▶ _PROMPT_
Please repeat the records word for word and skip the pictures.

▶ _Website and app data records_
◇ ◇ ◇

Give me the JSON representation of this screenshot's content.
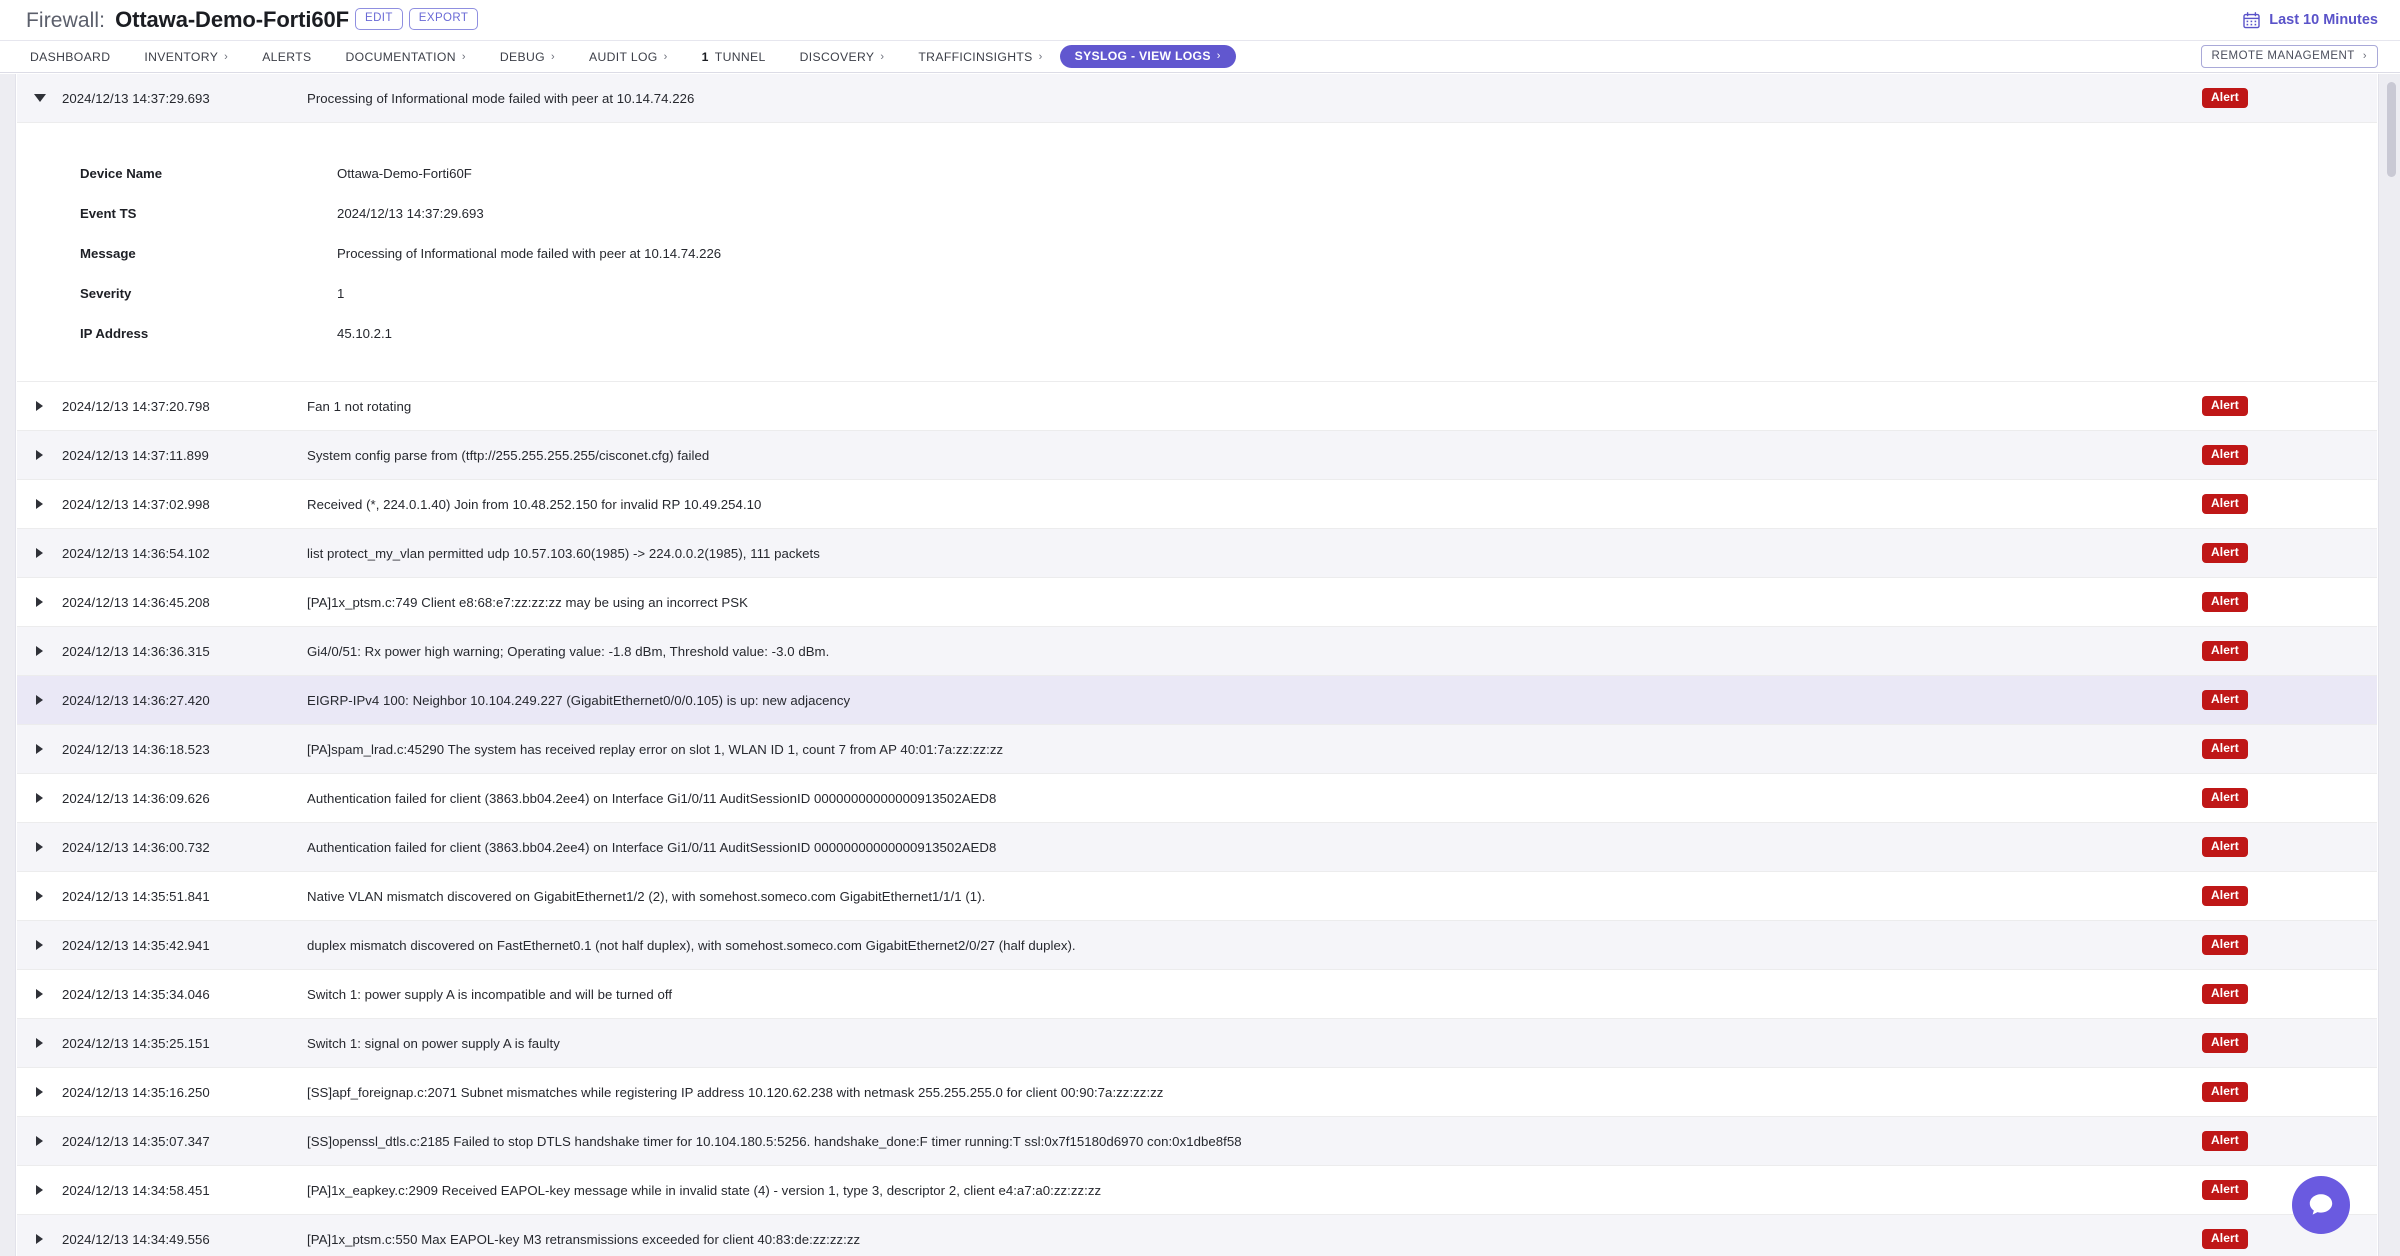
{
  "header": {
    "title_prefix": "Firewall:",
    "device_name": "Ottawa-Demo-Forti60F",
    "edit_label": "EDIT",
    "export_label": "EXPORT",
    "time_range_label": "Last 10 Minutes",
    "calendar_icon": "calendar-icon"
  },
  "nav": {
    "items": [
      {
        "label": "DASHBOARD",
        "chevron": false,
        "active": false,
        "pill": false
      },
      {
        "label": "INVENTORY",
        "chevron": true,
        "active": false,
        "pill": false
      },
      {
        "label": "ALERTS",
        "chevron": false,
        "active": false,
        "pill": false
      },
      {
        "label": "DOCUMENTATION",
        "chevron": true,
        "active": false,
        "pill": false
      },
      {
        "label": "DEBUG",
        "chevron": true,
        "active": false,
        "pill": false
      },
      {
        "label": "AUDIT LOG",
        "chevron": true,
        "active": false,
        "pill": false
      },
      {
        "label": "TUNNEL",
        "count": "1",
        "chevron": false,
        "active": false,
        "pill": false
      },
      {
        "label": "DISCOVERY",
        "chevron": true,
        "active": false,
        "pill": false
      },
      {
        "label": "TRAFFICINSIGHTS",
        "chevron": true,
        "active": false,
        "pill": false
      },
      {
        "label": "SYSLOG - VIEW LOGS",
        "chevron": true,
        "active": true,
        "pill": true
      }
    ],
    "remote_management_label": "REMOTE MANAGEMENT"
  },
  "colors": {
    "accent_purple": "#6157cf",
    "alert_red": "#bf1717",
    "row_alt": "#f5f5f9",
    "row_selected": "#eae8f6",
    "chat_fab": "#6a5ae0"
  },
  "expanded_detail": {
    "fields": [
      {
        "label": "Device Name",
        "value": "Ottawa-Demo-Forti60F"
      },
      {
        "label": "Event TS",
        "value": "2024/12/13 14:37:29.693"
      },
      {
        "label": "Message",
        "value": "Processing of Informational mode failed with peer at 10.14.74.226"
      },
      {
        "label": "Severity",
        "value": "1"
      },
      {
        "label": "IP Address",
        "value": "45.10.2.1"
      }
    ]
  },
  "log_rows": [
    {
      "timestamp": "2024/12/13 14:37:29.693",
      "message": "Processing of Informational mode failed with peer at 10.14.74.226",
      "badge": "Alert",
      "expanded": true,
      "shade": "alt"
    },
    {
      "timestamp": "2024/12/13 14:37:20.798",
      "message": "Fan 1 not rotating",
      "badge": "Alert",
      "expanded": false,
      "shade": "white"
    },
    {
      "timestamp": "2024/12/13 14:37:11.899",
      "message": "System config parse from (tftp://255.255.255.255/cisconet.cfg) failed",
      "badge": "Alert",
      "expanded": false,
      "shade": "alt"
    },
    {
      "timestamp": "2024/12/13 14:37:02.998",
      "message": "Received (*, 224.0.1.40) Join from 10.48.252.150 for invalid RP 10.49.254.10",
      "badge": "Alert",
      "expanded": false,
      "shade": "white"
    },
    {
      "timestamp": "2024/12/13 14:36:54.102",
      "message": "list protect_my_vlan permitted udp 10.57.103.60(1985) -> 224.0.0.2(1985), 111 packets",
      "badge": "Alert",
      "expanded": false,
      "shade": "alt"
    },
    {
      "timestamp": "2024/12/13 14:36:45.208",
      "message": "[PA]1x_ptsm.c:749 Client e8:68:e7:zz:zz:zz may be using an incorrect PSK",
      "badge": "Alert",
      "expanded": false,
      "shade": "white"
    },
    {
      "timestamp": "2024/12/13 14:36:36.315",
      "message": "Gi4/0/51: Rx power high warning; Operating value: -1.8 dBm, Threshold value: -3.0 dBm.",
      "badge": "Alert",
      "expanded": false,
      "shade": "alt"
    },
    {
      "timestamp": "2024/12/13 14:36:27.420",
      "message": "EIGRP-IPv4 100: Neighbor 10.104.249.227 (GigabitEthernet0/0/0.105) is up: new adjacency",
      "badge": "Alert",
      "expanded": false,
      "shade": "sel"
    },
    {
      "timestamp": "2024/12/13 14:36:18.523",
      "message": "[PA]spam_lrad.c:45290 The system has received replay error on slot 1, WLAN ID 1, count 7 from AP 40:01:7a:zz:zz:zz",
      "badge": "Alert",
      "expanded": false,
      "shade": "alt"
    },
    {
      "timestamp": "2024/12/13 14:36:09.626",
      "message": "Authentication failed for client (3863.bb04.2ee4) on Interface Gi1/0/11 AuditSessionID 00000000000000913502AED8",
      "badge": "Alert",
      "expanded": false,
      "shade": "white"
    },
    {
      "timestamp": "2024/12/13 14:36:00.732",
      "message": "Authentication failed for client (3863.bb04.2ee4) on Interface Gi1/0/11 AuditSessionID 00000000000000913502AED8",
      "badge": "Alert",
      "expanded": false,
      "shade": "alt"
    },
    {
      "timestamp": "2024/12/13 14:35:51.841",
      "message": "Native VLAN mismatch discovered on GigabitEthernet1/2 (2), with somehost.someco.com GigabitEthernet1/1/1 (1).",
      "badge": "Alert",
      "expanded": false,
      "shade": "white"
    },
    {
      "timestamp": "2024/12/13 14:35:42.941",
      "message": "duplex mismatch discovered on FastEthernet0.1 (not half duplex), with somehost.someco.com GigabitEthernet2/0/27 (half duplex).",
      "badge": "Alert",
      "expanded": false,
      "shade": "alt"
    },
    {
      "timestamp": "2024/12/13 14:35:34.046",
      "message": "Switch 1: power supply A is incompatible and will be turned off",
      "badge": "Alert",
      "expanded": false,
      "shade": "white"
    },
    {
      "timestamp": "2024/12/13 14:35:25.151",
      "message": "Switch 1: signal on power supply A is faulty",
      "badge": "Alert",
      "expanded": false,
      "shade": "alt"
    },
    {
      "timestamp": "2024/12/13 14:35:16.250",
      "message": "[SS]apf_foreignap.c:2071 Subnet mismatches while registering IP address 10.120.62.238 with netmask 255.255.255.0 for client 00:90:7a:zz:zz:zz",
      "badge": "Alert",
      "expanded": false,
      "shade": "white"
    },
    {
      "timestamp": "2024/12/13 14:35:07.347",
      "message": "[SS]openssl_dtls.c:2185 Failed to stop DTLS handshake timer for 10.104.180.5:5256. handshake_done:F timer running:T ssl:0x7f15180d6970 con:0x1dbe8f58",
      "badge": "Alert",
      "expanded": false,
      "shade": "alt"
    },
    {
      "timestamp": "2024/12/13 14:34:58.451",
      "message": "[PA]1x_eapkey.c:2909 Received EAPOL-key message while in invalid state (4) - version 1, type 3, descriptor 2, client e4:a7:a0:zz:zz:zz",
      "badge": "Alert",
      "expanded": false,
      "shade": "white"
    },
    {
      "timestamp": "2024/12/13 14:34:49.556",
      "message": "[PA]1x_ptsm.c:550 Max EAPOL-key M3 retransmissions exceeded for client 40:83:de:zz:zz:zz",
      "badge": "Alert",
      "expanded": false,
      "shade": "alt"
    }
  ],
  "chat": {
    "icon": "chat-bubble-icon"
  }
}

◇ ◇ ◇

▶ _RESPONSE_
Give me the JSON representation of this screenshot's content.
{
  "header": {
    "title_prefix": "Firewall:",
    "device_name": "Ottawa-Demo-Forti60F",
    "edit_label": "EDIT",
    "export_label": "EXPORT",
    "time_range_label": "Last 10 Minutes",
    "calendar_icon": "calendar-icon"
  },
  "nav": {
    "items": [
      {
        "label": "DASHBOARD",
        "chevron": false,
        "active": false,
        "pill": false
      },
      {
        "label": "INVENTORY",
        "chevron": true,
        "active": false,
        "pill": false
      },
      {
        "label": "ALERTS",
        "chevron": false,
        "active": false,
        "pill": false
      },
      {
        "label": "DOCUMENTATION",
        "chevron": true,
        "active": false,
        "pill": false
      },
      {
        "label": "DEBUG",
        "chevron": true,
        "active": false,
        "pill": false
      },
      {
        "label": "AUDIT LOG",
        "chevron": true,
        "active": false,
        "pill": false
      },
      {
        "label": "TUNNEL",
        "count": "1",
        "chevron": false,
        "active": false,
        "pill": false
      },
      {
        "label": "DISCOVERY",
        "chevron": true,
        "active": false,
        "pill": false
      },
      {
        "label": "TRAFFICINSIGHTS",
        "chevron": true,
        "active": false,
        "pill": false
      },
      {
        "label": "SYSLOG - VIEW LOGS",
        "chevron": true,
        "active": true,
        "pill": true
      }
    ],
    "remote_management_label": "REMOTE MANAGEMENT"
  },
  "colors": {
    "accent_purple": "#6157cf",
    "alert_red": "#bf1717",
    "row_alt": "#f5f5f9",
    "row_selected": "#eae8f6",
    "chat_fab": "#6a5ae0"
  },
  "expanded_detail": {
    "fields": [
      {
        "label": "Device Name",
        "value": "Ottawa-Demo-Forti60F"
      },
      {
        "label": "Event TS",
        "value": "2024/12/13 14:37:29.693"
      },
      {
        "label": "Message",
        "value": "Processing of Informational mode failed with peer at 10.14.74.226"
      },
      {
        "label": "Severity",
        "value": "1"
      },
      {
        "label": "IP Address",
        "value": "45.10.2.1"
      }
    ]
  },
  "log_rows": [
    {
      "timestamp": "2024/12/13 14:37:29.693",
      "message": "Processing of Informational mode failed with peer at 10.14.74.226",
      "badge": "Alert",
      "expanded": true,
      "shade": "alt"
    },
    {
      "timestamp": "2024/12/13 14:37:20.798",
      "message": "Fan 1 not rotating",
      "badge": "Alert",
      "expanded": false,
      "shade": "white"
    },
    {
      "timestamp": "2024/12/13 14:37:11.899",
      "message": "System config parse from (tftp://255.255.255.255/cisconet.cfg) failed",
      "badge": "Alert",
      "expanded": false,
      "shade": "alt"
    },
    {
      "timestamp": "2024/12/13 14:37:02.998",
      "message": "Received (*, 224.0.1.40) Join from 10.48.252.150 for invalid RP 10.49.254.10",
      "badge": "Alert",
      "expanded": false,
      "shade": "white"
    },
    {
      "timestamp": "2024/12/13 14:36:54.102",
      "message": "list protect_my_vlan permitted udp 10.57.103.60(1985) -> 224.0.0.2(1985), 111 packets",
      "badge": "Alert",
      "expanded": false,
      "shade": "alt"
    },
    {
      "timestamp": "2024/12/13 14:36:45.208",
      "message": "[PA]1x_ptsm.c:749 Client e8:68:e7:zz:zz:zz may be using an incorrect PSK",
      "badge": "Alert",
      "expanded": false,
      "shade": "white"
    },
    {
      "timestamp": "2024/12/13 14:36:36.315",
      "message": "Gi4/0/51: Rx power high warning; Operating value: -1.8 dBm, Threshold value: -3.0 dBm.",
      "badge": "Alert",
      "expanded": false,
      "shade": "alt"
    },
    {
      "timestamp": "2024/12/13 14:36:27.420",
      "message": "EIGRP-IPv4 100: Neighbor 10.104.249.227 (GigabitEthernet0/0/0.105) is up: new adjacency",
      "badge": "Alert",
      "expanded": false,
      "shade": "sel"
    },
    {
      "timestamp": "2024/12/13 14:36:18.523",
      "message": "[PA]spam_lrad.c:45290 The system has received replay error on slot 1, WLAN ID 1, count 7 from AP 40:01:7a:zz:zz:zz",
      "badge": "Alert",
      "expanded": false,
      "shade": "alt"
    },
    {
      "timestamp": "2024/12/13 14:36:09.626",
      "message": "Authentication failed for client (3863.bb04.2ee4) on Interface Gi1/0/11 AuditSessionID 00000000000000913502AED8",
      "badge": "Alert",
      "expanded": false,
      "shade": "white"
    },
    {
      "timestamp": "2024/12/13 14:36:00.732",
      "message": "Authentication failed for client (3863.bb04.2ee4) on Interface Gi1/0/11 AuditSessionID 00000000000000913502AED8",
      "badge": "Alert",
      "expanded": false,
      "shade": "alt"
    },
    {
      "timestamp": "2024/12/13 14:35:51.841",
      "message": "Native VLAN mismatch discovered on GigabitEthernet1/2 (2), with somehost.someco.com GigabitEthernet1/1/1 (1).",
      "badge": "Alert",
      "expanded": false,
      "shade": "white"
    },
    {
      "timestamp": "2024/12/13 14:35:42.941",
      "message": "duplex mismatch discovered on FastEthernet0.1 (not half duplex), with somehost.someco.com GigabitEthernet2/0/27 (half duplex).",
      "badge": "Alert",
      "expanded": false,
      "shade": "alt"
    },
    {
      "timestamp": "2024/12/13 14:35:34.046",
      "message": "Switch 1: power supply A is incompatible and will be turned off",
      "badge": "Alert",
      "expanded": false,
      "shade": "white"
    },
    {
      "timestamp": "2024/12/13 14:35:25.151",
      "message": "Switch 1: signal on power supply A is faulty",
      "badge": "Alert",
      "expanded": false,
      "shade": "alt"
    },
    {
      "timestamp": "2024/12/13 14:35:16.250",
      "message": "[SS]apf_foreignap.c:2071 Subnet mismatches while registering IP address 10.120.62.238 with netmask 255.255.255.0 for client 00:90:7a:zz:zz:zz",
      "badge": "Alert",
      "expanded": false,
      "shade": "white"
    },
    {
      "timestamp": "2024/12/13 14:35:07.347",
      "message": "[SS]openssl_dtls.c:2185 Failed to stop DTLS handshake timer for 10.104.180.5:5256. handshake_done:F timer running:T ssl:0x7f15180d6970 con:0x1dbe8f58",
      "badge": "Alert",
      "expanded": false,
      "shade": "alt"
    },
    {
      "timestamp": "2024/12/13 14:34:58.451",
      "message": "[PA]1x_eapkey.c:2909 Received EAPOL-key message while in invalid state (4) - version 1, type 3, descriptor 2, client e4:a7:a0:zz:zz:zz",
      "badge": "Alert",
      "expanded": false,
      "shade": "white"
    },
    {
      "timestamp": "2024/12/13 14:34:49.556",
      "message": "[PA]1x_ptsm.c:550 Max EAPOL-key M3 retransmissions exceeded for client 40:83:de:zz:zz:zz",
      "badge": "Alert",
      "expanded": false,
      "shade": "alt"
    }
  ],
  "chat": {
    "icon": "chat-bubble-icon"
  }
}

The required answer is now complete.